George Washington's death in December 1799 left Americans feeling "orphaned" and yearning for confirmation that their founding father would continue to guide them, says Edward Lengel, editor in chief of the Papers of George Washington project at the University of Virginia. To maintain and even enhance Washington's legacy, those close to him wrote extensive biographies that portrayed him as a perfect, almost godlike figure in American history. In the centuries since, Americans have remade the founding father's image to support their political, religious, and social ideals. These efforts gave birth to waves of falsehood, Lengel argues in Inventing George Washington: America's Founder, in Myth and Memory. He recently spoke with U.S. News about how the image of Washington extends far beyond the myth of the "cherry tree and wooden teeth." Excerpts:
Explain the difference between the private and the public Washington.
Wherever he went, he moved as if he was an actor on a stage and everybody was watching him. He was aware that everything he did was going to be measured and evaluated. As a result of that, he really pushed down his strong feelings, his passions, his emotions, his ideals. I think he only shared them with one person, and that was Martha.
Was he always like that?
In his younger years, he was much more openly emotional and much more outspoken. But he learned as he grew older, in his 20s and his 30s, that he had to control himself, and self-control and willpower were dominating factors of his personality.
What are some of the common myths about Washington?
There's a myth that he didn't get along with Martha at all, that Martha was ugly and cranky and stupid, and that Washington sought solace in the arms of other women after he was married. That's a myth that's only recently been exploded to show that they did love each other deeply. There are many modern myths about Washington's supposed political beliefs or religious belief. When people feel that they are in a political fight, they need to have Washington on their side. People across the political spectrum and across the religious spectrum have concocted myths about Washington to say that he was either conservative or liberal, or that he was an evangelical Christian or even an atheist.
What myth is the most surprising to you?
Myths that he smoked marijuana, which is completely ridiculous. Myths that he consorted with space aliens or that his ghost flits around the countryside or haunts historic houses. And even the myth that he supposedly had a child with a slave, which, in my opinion, is on the same spectrum of ridiculousness because there's absolutely no evidence whatsoever.
How did these myths come about?
They start with the passionate desire that Americans have had since Washington died, to know him . . . to feel that they can shake hands with him, look him in the eye.
Have any of these myths damaged his legacy?

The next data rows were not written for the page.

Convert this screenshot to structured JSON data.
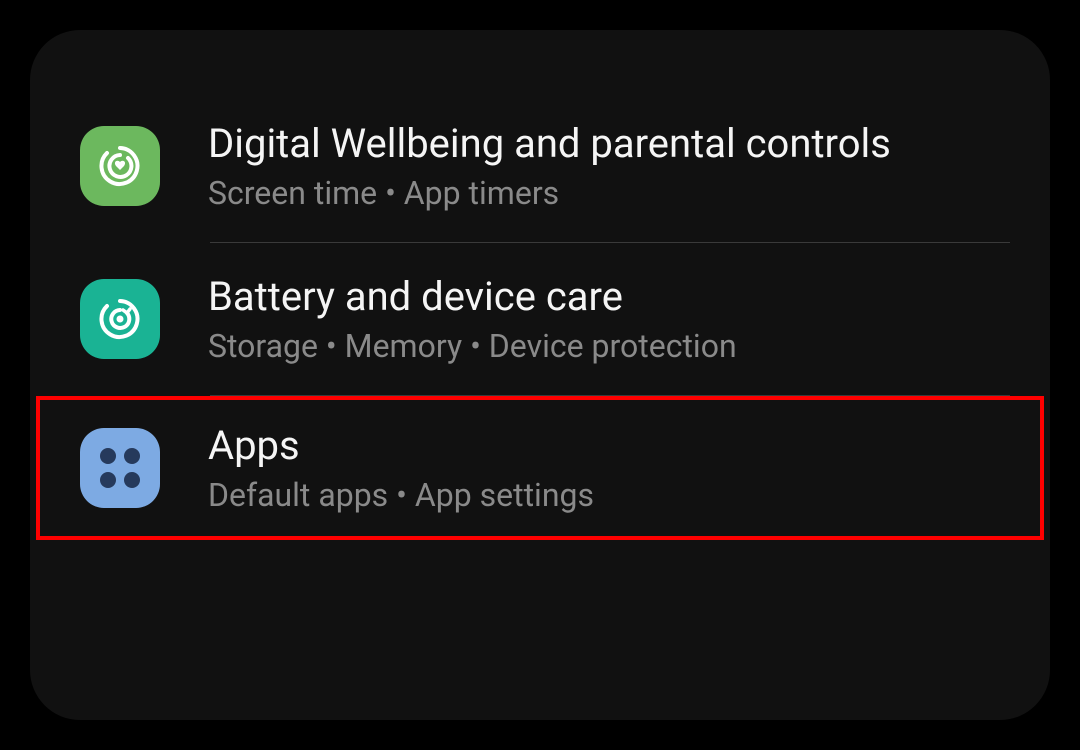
{
  "settings": {
    "items": [
      {
        "title": "Digital Wellbeing and parental controls",
        "subtitle": "Screen time  •  App timers",
        "icon": "wellbeing-icon",
        "iconColor": "#6cb85e"
      },
      {
        "title": "Battery and device care",
        "subtitle": "Storage  •  Memory  •  Device protection",
        "icon": "devicecare-icon",
        "iconColor": "#1ab394"
      },
      {
        "title": "Apps",
        "subtitle": "Default apps  •  App settings",
        "icon": "apps-icon",
        "iconColor": "#7daae3",
        "highlighted": true
      }
    ]
  }
}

Yes. I still hear people asking whether he died of syphilis. All of these fit into a new mythology created in the 1920s that tries to take Washington down, tries to portray him as a rake, scoundrel, and fool who only succeeded by accident. But I also think the modern mythmaking is damaging because it twists Washington into somebody he was not. It prevents us from really seeing his true example for the nation.
How will we continue to "invent Washington?"
I'm hopeful that with all the Washington papers being out there free to the public online . . . we will have grounding of the real Washington. It hopefully will be more difficult to twist or manipulate him. But I'm not foolish enough to believe the storytelling will end.
What can President Obama learn from Washington?
One of the things we don't realize about Washington is that he was a very idealistic man. He was somebody who had very strong and firm personal, moral, and political principles, and he stuck to them. But he had enough realism to understand that sometimes you have to adjust your path to achieve what you want. Not exactly compromise, but take a realistic account of people and things as they actually are.
What are the similarities between the two presidents?
They have the same type of gravitas that can be a very positive thing. It means at a time of crisis that you watch your words carefully, but at the same time, it can make them a little bit hard to understand. [Washington] was a great judge of his audience; he had great perception of what people were thinking as they observed him, and he had just the sense of how to make the right dramatic gesture or the right word at the right moment.
What did you learn from writing this book?
Americans need Washington. We want so much to believe that [he] was just like us that we are willing to do anything.